DATASET RECORDS below:

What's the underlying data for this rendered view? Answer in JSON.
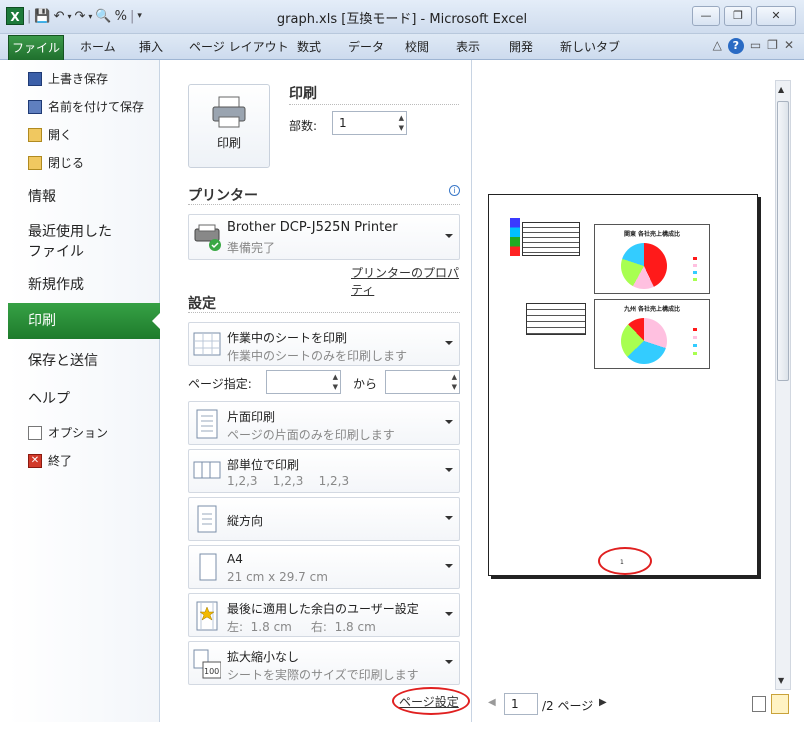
{
  "window": {
    "title": "graph.xls  [互換モード] - Microsoft Excel",
    "app_icon": "X",
    "controls": {
      "minimize": "▭",
      "restore": "▢",
      "close": "✕"
    }
  },
  "ribbon": {
    "file_tab": "ファイル",
    "tabs": [
      "ホーム",
      "挿入",
      "ページ レイアウト",
      "数式",
      "データ",
      "校閲",
      "表示",
      "開発",
      "新しいタブ"
    ]
  },
  "backstage_nav": {
    "save": "上書き保存",
    "save_as": "名前を付けて保存",
    "open": "開く",
    "close": "閉じる",
    "info": "情報",
    "recent_line1": "最近使用した",
    "recent_line2": "ファイル",
    "new": "新規作成",
    "print": "印刷",
    "save_send": "保存と送信",
    "help": "ヘルプ",
    "options": "オプション",
    "exit": "終了"
  },
  "print_panel": {
    "print_button": "印刷",
    "print_heading": "印刷",
    "copies_label": "部数:",
    "copies_value": "1",
    "printer_heading": "プリンター",
    "printer_name": "Brother DCP-J525N Printer",
    "printer_status": "準備完了",
    "printer_properties": "プリンターのプロパティ",
    "settings_heading": "設定",
    "what_to_print": {
      "title": "作業中のシートを印刷",
      "sub": "作業中のシートのみを印刷します"
    },
    "pages_label": "ページ指定:",
    "pages_to": "から",
    "sides": {
      "title": "片面印刷",
      "sub": "ページの片面のみを印刷します"
    },
    "collate": {
      "title": "部単位で印刷",
      "sub": "1,2,3    1,2,3    1,2,3"
    },
    "orientation": {
      "title": "縦方向"
    },
    "paper": {
      "title": "A4",
      "sub": "21 cm x 29.7 cm"
    },
    "margins": {
      "title": "最後に適用した余白のユーザー設定",
      "sub": "左:  1.8 cm     右:  1.8 cm"
    },
    "scaling": {
      "title": "拡大縮小なし",
      "sub": "シートを実際のサイズで印刷します"
    },
    "page_setup_link": "ページ設定"
  },
  "preview": {
    "chart1_title": "関東 各社売上構成比",
    "chart2_title": "九州 各社売上構成比",
    "page_number_mark": "1",
    "current_page": "1",
    "page_total": "/2 ページ",
    "pie_colors": [
      "#ff1a1a",
      "#ffc0e0",
      "#33ccff",
      "#a8ff50"
    ]
  }
}
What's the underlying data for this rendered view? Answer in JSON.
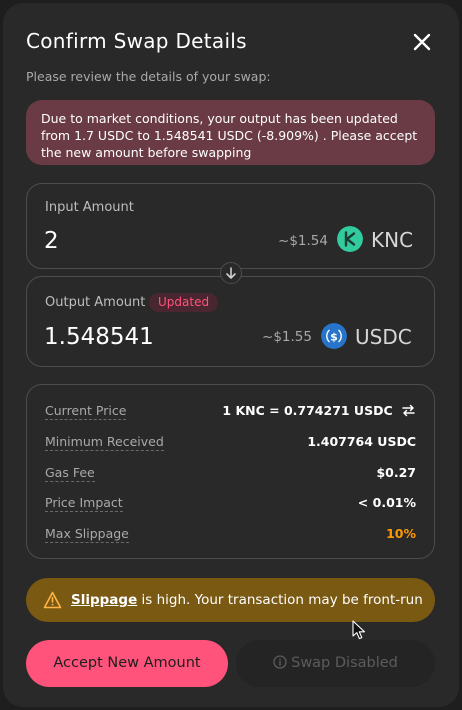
{
  "modal": {
    "title": "Confirm Swap Details",
    "subtitle": "Please review the details of your swap:",
    "close_icon": "close-icon"
  },
  "alert": {
    "message": "Due to market conditions, your output has been updated from 1.7 USDC to 1.548541 USDC (-8.909%) . Please accept the new amount before swapping"
  },
  "input": {
    "label": "Input Amount",
    "amount": "2",
    "usd": "~$1.54",
    "token_symbol": "KNC",
    "token_icon": "knc-token-icon",
    "token_color": "#31cb9e"
  },
  "direction_icon": "arrow-down-icon",
  "output": {
    "label": "Output Amount",
    "badge": "Updated",
    "amount": "1.548541",
    "usd": "~$1.55",
    "token_symbol": "USDC",
    "token_icon": "usdc-token-icon",
    "token_color": "#2775ca"
  },
  "details": [
    {
      "label": "Current Price",
      "value": "1 KNC = 0.774271 USDC"
    },
    {
      "label": "Minimum Received",
      "value": "1.407764 USDC"
    },
    {
      "label": "Gas Fee",
      "value": "$0.27"
    },
    {
      "label": "Price Impact",
      "value": "< 0.01%"
    },
    {
      "label": "Max Slippage",
      "value": "10%"
    }
  ],
  "warning": {
    "link": "Slippage",
    "text": " is high. Your transaction may be front-run",
    "icon": "warning-icon"
  },
  "buttons": {
    "accept": "Accept New Amount",
    "disabled": "Swap Disabled"
  },
  "colors": {
    "accent": "#ff537b",
    "background": "#292929",
    "alert_bg": "#6a3b45",
    "warning_bg": "#7a5913",
    "slippage_value": "#ff9901"
  }
}
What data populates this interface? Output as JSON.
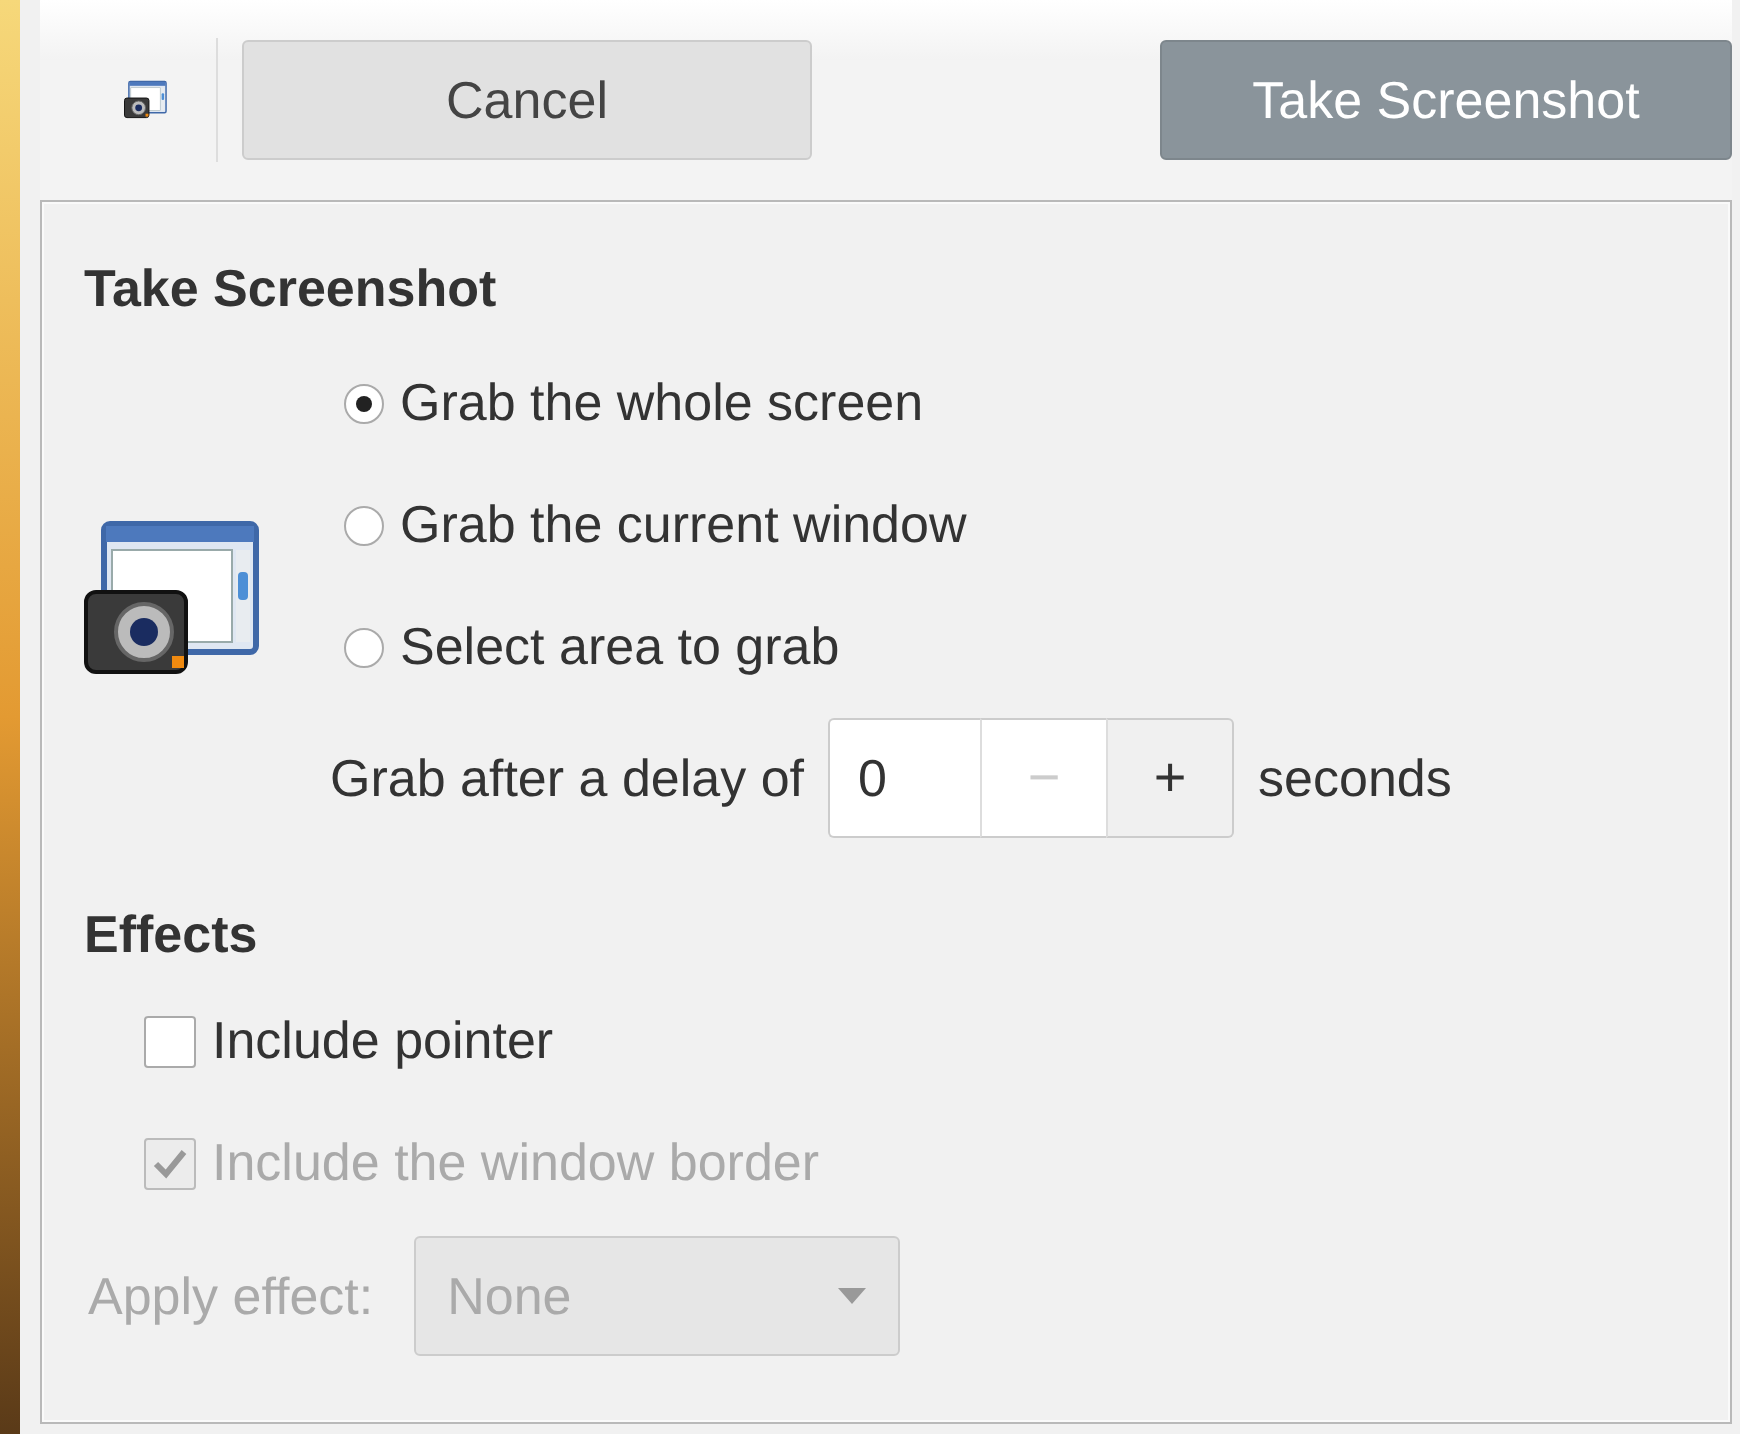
{
  "toolbar": {
    "cancel_button": "Cancel",
    "take_button": "Take Screenshot"
  },
  "take_section": {
    "heading": "Take Screenshot",
    "options": [
      {
        "label": "Grab the whole screen",
        "selected": true
      },
      {
        "label": "Grab the current window",
        "selected": false
      },
      {
        "label": "Select area to grab",
        "selected": false
      }
    ],
    "delay": {
      "label": "Grab after a delay of",
      "value": "0",
      "unit": "seconds",
      "steppers": [
        {
          "label": "−",
          "disabled": true
        },
        {
          "label": "+",
          "disabled": false
        }
      ]
    }
  },
  "effects": {
    "heading": "Effects",
    "options": [
      {
        "label": "Include pointer",
        "checked": false,
        "disabled": false
      },
      {
        "label": "Include the window border",
        "checked": true,
        "disabled": true
      }
    ],
    "apply_effect": {
      "label": "Apply effect:",
      "value": "None",
      "disabled": true
    }
  }
}
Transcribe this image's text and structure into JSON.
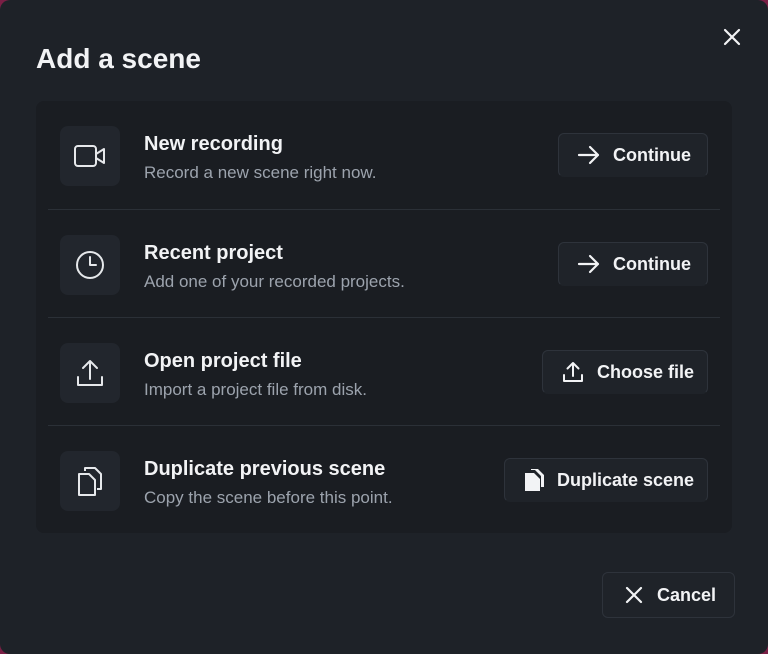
{
  "dialog": {
    "title": "Add a scene",
    "close_icon": "close-icon",
    "cancel_label": "Cancel",
    "cancel_icon": "close-icon"
  },
  "options": [
    {
      "title": "New recording",
      "description": "Record a new scene right now.",
      "icon": "video-camera-icon",
      "button_label": "Continue",
      "button_icon": "arrow-right-icon"
    },
    {
      "title": "Recent project",
      "description": "Add one of your recorded projects.",
      "icon": "clock-icon",
      "button_label": "Continue",
      "button_icon": "arrow-right-icon"
    },
    {
      "title": "Open project file",
      "description": "Import a project file from disk.",
      "icon": "upload-icon",
      "button_label": "Choose file",
      "button_icon": "upload-icon"
    },
    {
      "title": "Duplicate previous scene",
      "description": "Copy the scene before this point.",
      "icon": "copy-icon",
      "button_label": "Duplicate scene",
      "button_icon": "copy-filled-icon"
    }
  ],
  "colors": {
    "dialog_bg": "#1e2228",
    "panel_bg": "#1a1d22",
    "backdrop": "#7a1f45",
    "text_primary": "#f2f3f5",
    "text_secondary": "#9ca3ad"
  }
}
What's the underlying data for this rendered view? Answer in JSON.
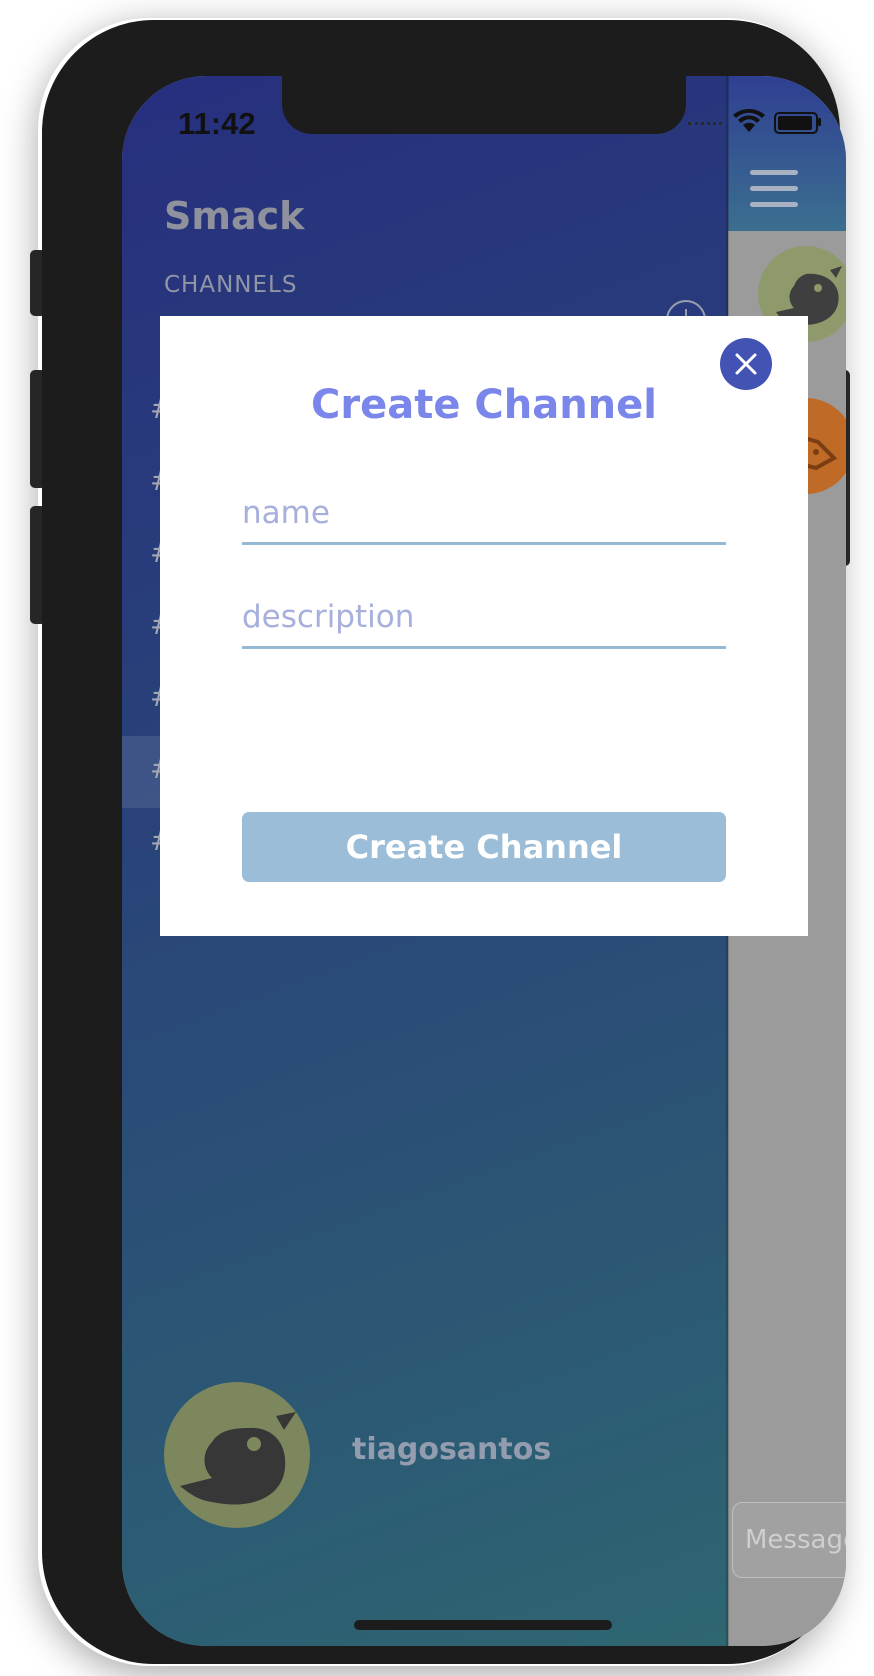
{
  "status_bar": {
    "time": "11:42"
  },
  "sidebar": {
    "app_title": "Smack",
    "section_label": "CHANNELS",
    "channels": [
      {
        "prefix": "#"
      },
      {
        "prefix": "#"
      },
      {
        "prefix": "#"
      },
      {
        "prefix": "#"
      },
      {
        "prefix": "#"
      },
      {
        "prefix": "#",
        "selected": true
      },
      {
        "prefix": "#"
      }
    ],
    "user": {
      "username": "tiagosantos"
    }
  },
  "chat": {
    "message_placeholder": "Message"
  },
  "modal": {
    "title": "Create Channel",
    "name_placeholder": "name",
    "description_placeholder": "description",
    "create_button_label": "Create Channel"
  },
  "colors": {
    "modal_accent": "#7a86ea",
    "close_button": "#4353b4",
    "button_bg": "#9bbdd7",
    "field_underline": "#97bad4"
  }
}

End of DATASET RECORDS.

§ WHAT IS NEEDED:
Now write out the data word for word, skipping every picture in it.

§ RESULT OF THE EXERCISE:
What's the underlying data for this rendered view? Answer in JSON.
{
  "window": {
    "title": "graph.xls  [互換モード] - Microsoft Excel",
    "app_icon": "X",
    "controls": {
      "minimize": "▭",
      "restore": "▢",
      "close": "✕"
    }
  },
  "ribbon": {
    "file_tab": "ファイル",
    "tabs": [
      "ホーム",
      "挿入",
      "ページ レイアウト",
      "数式",
      "データ",
      "校閲",
      "表示",
      "開発",
      "新しいタブ"
    ]
  },
  "backstage_nav": {
    "save": "上書き保存",
    "save_as": "名前を付けて保存",
    "open": "開く",
    "close": "閉じる",
    "info": "情報",
    "recent_line1": "最近使用した",
    "recent_line2": "ファイル",
    "new": "新規作成",
    "print": "印刷",
    "save_send": "保存と送信",
    "help": "ヘルプ",
    "options": "オプション",
    "exit": "終了"
  },
  "print_panel": {
    "print_button": "印刷",
    "print_heading": "印刷",
    "copies_label": "部数:",
    "copies_value": "1",
    "printer_heading": "プリンター",
    "printer_name": "Brother DCP-J525N Printer",
    "printer_status": "準備完了",
    "printer_properties": "プリンターのプロパティ",
    "settings_heading": "設定",
    "what_to_print": {
      "title": "作業中のシートを印刷",
      "sub": "作業中のシートのみを印刷します"
    },
    "pages_label": "ページ指定:",
    "pages_to": "から",
    "sides": {
      "title": "片面印刷",
      "sub": "ページの片面のみを印刷します"
    },
    "collate": {
      "title": "部単位で印刷",
      "sub": "1,2,3    1,2,3    1,2,3"
    },
    "orientation": {
      "title": "縦方向"
    },
    "paper": {
      "title": "A4",
      "sub": "21 cm x 29.7 cm"
    },
    "margins": {
      "title": "最後に適用した余白のユーザー設定",
      "sub": "左:  1.8 cm     右:  1.8 cm"
    },
    "scaling": {
      "title": "拡大縮小なし",
      "sub": "シートを実際のサイズで印刷します"
    },
    "page_setup_link": "ページ設定"
  },
  "preview": {
    "chart1_title": "関東 各社売上構成比",
    "chart2_title": "九州 各社売上構成比",
    "page_number_mark": "1",
    "current_page": "1",
    "page_total": "/2 ページ",
    "pie_colors": [
      "#ff1a1a",
      "#ffc0e0",
      "#33ccff",
      "#a8ff50"
    ]
  }
}
What's the underlying data for this rendered view? Answer in JSON.
{
  "modal": {
    "title": "Confirm Swap Details",
    "subtitle": "Please review the details of your swap:",
    "close_icon": "close-icon"
  },
  "alert": {
    "message": "Due to market conditions, your output has been updated from 1.7 USDC to 1.548541 USDC (-8.909%) . Please accept the new amount before swapping"
  },
  "input": {
    "label": "Input Amount",
    "amount": "2",
    "usd": "~$1.54",
    "token_symbol": "KNC",
    "token_icon": "knc-token-icon",
    "token_color": "#31cb9e"
  },
  "direction_icon": "arrow-down-icon",
  "output": {
    "label": "Output Amount",
    "badge": "Updated",
    "amount": "1.548541",
    "usd": "~$1.55",
    "token_symbol": "USDC",
    "token_icon": "usdc-token-icon",
    "token_color": "#2775ca"
  },
  "details": [
    {
      "label": "Current Price",
      "value": "1 KNC = 0.774271 USDC"
    },
    {
      "label": "Minimum Received",
      "value": "1.407764 USDC"
    },
    {
      "label": "Gas Fee",
      "value": "$0.27"
    },
    {
      "label": "Price Impact",
      "value": "< 0.01%"
    },
    {
      "label": "Max Slippage",
      "value": "10%"
    }
  ],
  "warning": {
    "link": "Slippage",
    "text": " is high. Your transaction may be front-run",
    "icon": "warning-icon"
  },
  "buttons": {
    "accept": "Accept New Amount",
    "disabled": "Swap Disabled"
  },
  "colors": {
    "accent": "#ff537b",
    "background": "#292929",
    "alert_bg": "#6a3b45",
    "warning_bg": "#7a5913",
    "slippage_value": "#ff9901"
  }
}
What data populates this interface? Output as JSON.
{
  "toolbar": {
    "cancel_button": "Cancel",
    "take_button": "Take Screenshot"
  },
  "take_section": {
    "heading": "Take Screenshot",
    "options": [
      {
        "label": "Grab the whole screen",
        "selected": true
      },
      {
        "label": "Grab the current window",
        "selected": false
      },
      {
        "label": "Select area to grab",
        "selected": false
      }
    ],
    "delay": {
      "label": "Grab after a delay of",
      "value": "0",
      "unit": "seconds",
      "steppers": [
        {
          "label": "−",
          "disabled": true
        },
        {
          "label": "+",
          "disabled": false
        }
      ]
    }
  },
  "effects": {
    "heading": "Effects",
    "options": [
      {
        "label": "Include pointer",
        "checked": false,
        "disabled": false
      },
      {
        "label": "Include the window border",
        "checked": true,
        "disabled": true
      }
    ],
    "apply_effect": {
      "label": "Apply effect:",
      "value": "None",
      "disabled": true
    }
  }
}
Transcribe this image's text and structure into JSON.
{
  "dialog": {
    "title": "Add a scene",
    "close_icon": "close-icon",
    "cancel_label": "Cancel",
    "cancel_icon": "close-icon"
  },
  "options": [
    {
      "title": "New recording",
      "description": "Record a new scene right now.",
      "icon": "video-camera-icon",
      "button_label": "Continue",
      "button_icon": "arrow-right-icon"
    },
    {
      "title": "Recent project",
      "description": "Add one of your recorded projects.",
      "icon": "clock-icon",
      "button_label": "Continue",
      "button_icon": "arrow-right-icon"
    },
    {
      "title": "Open project file",
      "description": "Import a project file from disk.",
      "icon": "upload-icon",
      "button_label": "Choose file",
      "button_icon": "upload-icon"
    },
    {
      "title": "Duplicate previous scene",
      "description": "Copy the scene before this point.",
      "icon": "copy-icon",
      "button_label": "Duplicate scene",
      "button_icon": "copy-filled-icon"
    }
  ],
  "colors": {
    "dialog_bg": "#1e2228",
    "panel_bg": "#1a1d22",
    "backdrop": "#7a1f45",
    "text_primary": "#f2f3f5",
    "text_secondary": "#9ca3ad"
  }
}
What's the underlying data for this rendered view? Answer in JSON.
{
  "status_bar": {
    "time": "11:42"
  },
  "sidebar": {
    "app_title": "Smack",
    "section_label": "CHANNELS",
    "channels": [
      {
        "prefix": "#"
      },
      {
        "prefix": "#"
      },
      {
        "prefix": "#"
      },
      {
        "prefix": "#"
      },
      {
        "prefix": "#"
      },
      {
        "prefix": "#",
        "selected": true
      },
      {
        "prefix": "#"
      }
    ],
    "user": {
      "username": "tiagosantos"
    }
  },
  "chat": {
    "message_placeholder": "Message"
  },
  "modal": {
    "title": "Create Channel",
    "name_placeholder": "name",
    "description_placeholder": "description",
    "create_button_label": "Create Channel"
  },
  "colors": {
    "modal_accent": "#7a86ea",
    "close_button": "#4353b4",
    "button_bg": "#9bbdd7",
    "field_underline": "#97bad4"
  }
}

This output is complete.